By circumnavigating the gallery system, Herman is an inspiration to a growing cohort of Christian creatives who’re using visual art as a mode of praise or witness, according to Anderson. That’s because those who paint religious themes often get a cool reception on the gallery circuit.
“Organized Christian religion is looked down upon and not generally appreciated or respected in the high art world,” Anderson said. “Paintings, prints and sculpture that present the stories of the Bible would be thought of as irrelevant, cliche or maybe kitsch.”
Museums find benefits in working with Herman and embracing his identity as a Christian artist. The Cape Ann Museum in Gloucester owns four Herman paintings that aren’t explicitly religious and has exhibited many more. Because Herman is well-known in local Christian circles, his work draws attendees who might not otherwise visit the museum, according to Cape Ann Museum trustee Bill Cross. And Herman’s penchant for relational dialogue adds value for the institution.
“He is very gifted at discussing his art with a broad range of people in ways that make sense to them,” Cross said. “There are many artists who are not able to do that. Bruce has been able to understand where people may be able, emotionally and aesthetically, to access his art and engage with them where they are.”
Herman’s paintings blend the realistic with the abstract and the explicitly religious with the universal. Of the 500 paintings he’s completed over 35 years, about one-third feature overtly Christian images, such as “Second Adam,” which depicts a crucified Jesus and a pensive Virgin Mary.
The rest aim to reveal God, he says, largely in the faces and forms of humans who are, according to Genesis 1:27, made in God’s own image. “Betrothed” depicts a woman in a tattered wedding gown against a cacophonic backdrop. He says she represents the church: damaged across history, but still beautiful, beloved and worthy of redemption. His “Ordinary Saints” series, which includes Osamu Fujimura (father of an artist friend),brings his loved ones’ arresting expressions to life. In each, observers get drawn into a vulnerable, unshielded gaze.
Welcoming dialogue opens doors to artistic opportunity for Herman. It also enables him to prosper in territory where other, less interactive artists might struggle.
That passion for partnerships got tested in 2015 after Duke Divinity School commissioned a $30,000 painting. It came with a challenge to depict Christ’s resurrection on a three-panel display, custom-tailored to a reading room nook above the Divinity School library.

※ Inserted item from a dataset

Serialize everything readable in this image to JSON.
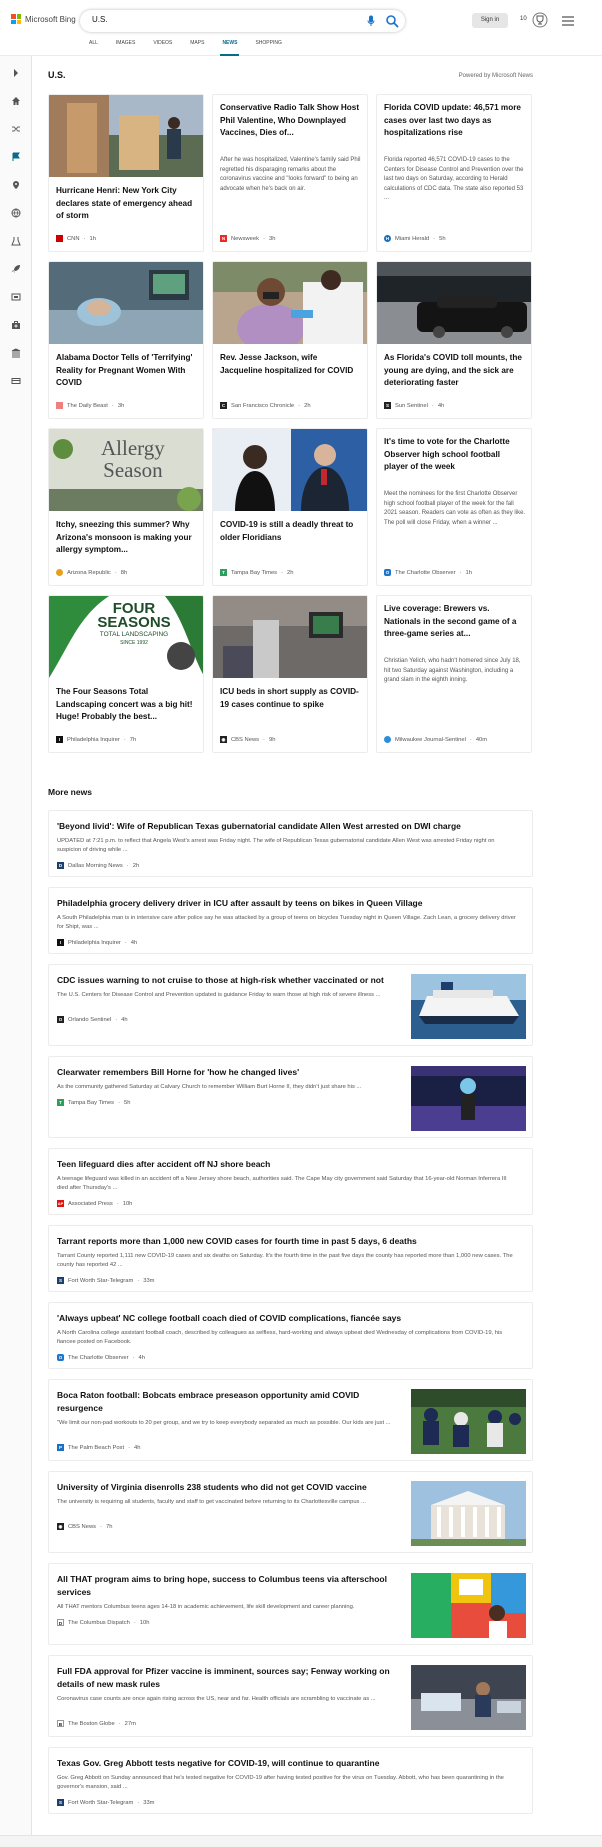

An even bigger challenge came six months into the project. Professor Ellen Davis, who was overseeing the work, decided the work needed to be portable, not forever bound to one unique location. She asked Herman to change course and make instead a smaller, one-panel work. She braced for his reaction to such an unusual, costly request.
After sleeping on it, he agreed and reported his progress six days later.

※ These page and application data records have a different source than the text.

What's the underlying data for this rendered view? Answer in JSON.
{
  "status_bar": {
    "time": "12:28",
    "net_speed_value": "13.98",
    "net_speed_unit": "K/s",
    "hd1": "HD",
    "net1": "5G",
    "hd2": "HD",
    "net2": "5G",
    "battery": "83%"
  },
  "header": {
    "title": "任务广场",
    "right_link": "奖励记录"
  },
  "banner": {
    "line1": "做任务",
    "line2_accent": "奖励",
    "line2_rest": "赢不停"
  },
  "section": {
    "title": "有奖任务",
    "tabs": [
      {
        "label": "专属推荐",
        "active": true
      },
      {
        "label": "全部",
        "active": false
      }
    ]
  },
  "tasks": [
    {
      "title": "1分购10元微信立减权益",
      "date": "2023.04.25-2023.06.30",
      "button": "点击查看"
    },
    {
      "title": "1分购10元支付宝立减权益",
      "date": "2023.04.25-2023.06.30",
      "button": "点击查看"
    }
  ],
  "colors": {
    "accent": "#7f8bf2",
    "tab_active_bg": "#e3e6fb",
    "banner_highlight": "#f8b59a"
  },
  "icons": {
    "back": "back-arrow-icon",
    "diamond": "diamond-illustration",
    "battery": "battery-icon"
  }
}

“We’re moving forward in God’s grace,” Herman wrote to Davis in an email. “I’m actually quite excited about the new direction.”

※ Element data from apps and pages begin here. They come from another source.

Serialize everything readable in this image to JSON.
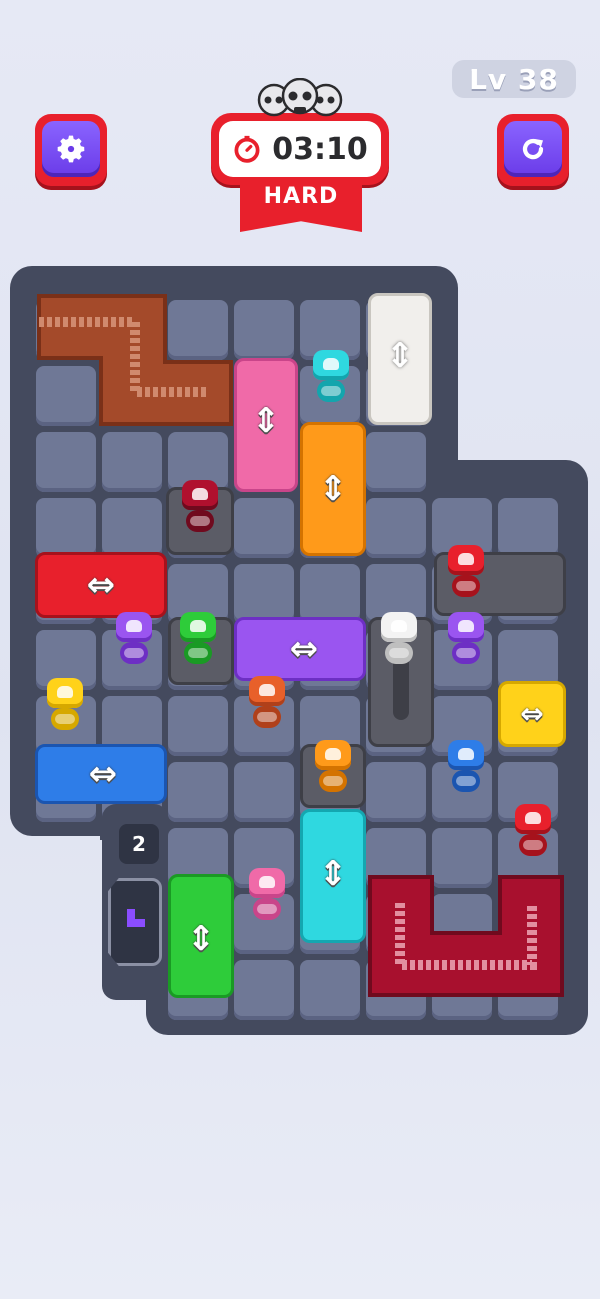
{
  "hud": {
    "level": "Lv 38",
    "timer": "03:10",
    "difficulty": "HARD"
  },
  "side_panel": {
    "count": "2"
  },
  "colors": {
    "red": "#e8202c",
    "purple": "#6a3be8",
    "board": "#444a5e",
    "tile": "#6f7896"
  }
}
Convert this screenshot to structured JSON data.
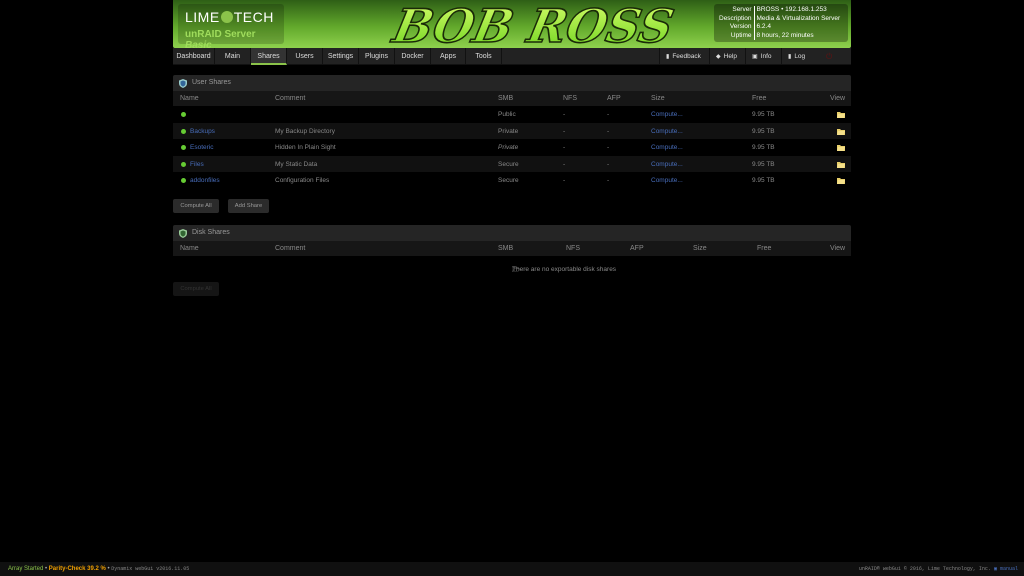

She found in his response a Christian maturity that manifested as respectful, two-way communication for the duration of the project.
“He did literally wind up cutting up existing panels,” Davis said. “He was extraordinarily gracious about that.”
For all his success, Herman won’t be quitting his day job as a professor anytime soon. Nor does he worry that his artistic freedom is somehow limited by a web of marketplace expectations.
“He has his own sense of call and inspiration as to what he wants to do and paint,” said Walter Hansen, a Bible scholar and benefactor who commissioned the painting for Duke and endowed Herman’s chair at Gordon. “But he sees it as communication. If he doesn’t have the other side of the communication, there’s not completion of the process.”